The percent of people who tested positive is at 2% under the 15% threshold.
- Maryland Gov. Larry Hogan (R) said a surge of coronavirus infections in the central part of the state does not justify rolling back his reopening plan, despite mounting pressure from local officials to do so.
- Georgia reported 3,413 new cases and 78 new deaths.
- Georgia Gov. Brian Kemp (R) reiterated a recommendation that residents “commit to wearing a mask,” even as he sues Atlanta officials for mandating them.
- Florida reported 9,440 new cases of Covid-19 and 134 additional deaths.
- Miami Mayor Francis Suarez (R) said that the city would assign 39 police officers to a new unit that enforces mask violations.
- City of Miami summer camps will close this week after at least three children contracted Covid-19.
- Less than 16% of Florida’s ICU beds are available. 54 hospitals in 27 different counties are now at 0% capacity — meaning they have no ICU beds available.
- Kentucky Gov. Andy Beshear (D) blasted the state’s Republican attorney general for his attempts to block the governor’s coronavirus emergency orders, including a mask mandate.
“Our entire business community supports this facial covering requirement, and sadly, our attorney general isn’t just opposing that — he recently went to court to try to overturn every single rule and restriction that we have, and to prevent me from putting any into place in the future,” Beshear said.
- A Missouri high school has reported that 19 students and two guests have tested positive after attending a recent outdoor graduation and off-site prom.
- Arkansas Gov. Asa Hutchinson (R) reported Tuesday a new high of 488 total patients hospitalized because of coronavirus. The state reported 728 new cases.
- Mississippi reported 1,635 new cases, a record number for the second day in a row.
- Louisiana Gov. John Bel Edwards (D) said, because of the resurgence of coronavirus, the state will remain in its phase two plan for another two weeks.
- All public schools in New Orleans will begin the school year with virtual learning.
- Texas reported 9,305 new Covid-19 cases and 131 new Covid-19-related fatalities.
- 509 inmates and 3 staff members at a federal prison in Fort Worth, Texas, have tested positive for Covid-19, according to the Federal Bureau of Prisons.
- A Clay County nine-month-old has died from the novel coronavirus, the first death of anyone under 20 due to COVID-19 in Minnesota and among the youngest people dead due to the virus in the U.S.
- California reported at least 9,231 new coronavirus cases. The hospitalization rate of 1.9% and 0.7% of patients in the ICU are reaching concerning highs.
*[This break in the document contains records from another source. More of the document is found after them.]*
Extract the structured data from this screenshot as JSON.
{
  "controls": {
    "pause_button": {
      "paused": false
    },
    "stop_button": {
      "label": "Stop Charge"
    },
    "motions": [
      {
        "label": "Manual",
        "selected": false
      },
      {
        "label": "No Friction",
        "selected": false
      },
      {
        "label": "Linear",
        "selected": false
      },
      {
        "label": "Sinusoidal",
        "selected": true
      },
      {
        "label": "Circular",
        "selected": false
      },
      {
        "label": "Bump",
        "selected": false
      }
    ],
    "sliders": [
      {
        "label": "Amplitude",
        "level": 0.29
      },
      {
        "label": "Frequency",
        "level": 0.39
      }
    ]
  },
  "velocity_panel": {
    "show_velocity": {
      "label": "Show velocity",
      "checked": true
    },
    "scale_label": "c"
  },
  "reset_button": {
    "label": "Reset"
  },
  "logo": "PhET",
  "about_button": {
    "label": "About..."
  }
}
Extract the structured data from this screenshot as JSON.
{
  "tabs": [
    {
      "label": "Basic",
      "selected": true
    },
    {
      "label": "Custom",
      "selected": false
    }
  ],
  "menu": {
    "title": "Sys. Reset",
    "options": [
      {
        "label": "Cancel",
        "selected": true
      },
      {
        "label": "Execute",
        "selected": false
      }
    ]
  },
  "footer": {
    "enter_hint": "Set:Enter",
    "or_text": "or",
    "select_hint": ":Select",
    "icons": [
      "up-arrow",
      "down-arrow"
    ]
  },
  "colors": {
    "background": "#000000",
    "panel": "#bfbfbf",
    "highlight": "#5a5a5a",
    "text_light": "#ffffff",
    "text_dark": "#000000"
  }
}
- The University of California, Berkeley will begin fall semester with “fully remote instruction.
Sources: ABC News, Associated Press, The Atlantic, Axios, Bloomberg, CBS News, CNN, Financial Times, Fox News,The Hill, Independent, NBC News, NJ.com, NPR, NY Times, Politico, Reuters, Salon, Slate, Vanity Fair, Wall Street Journal, Washington Post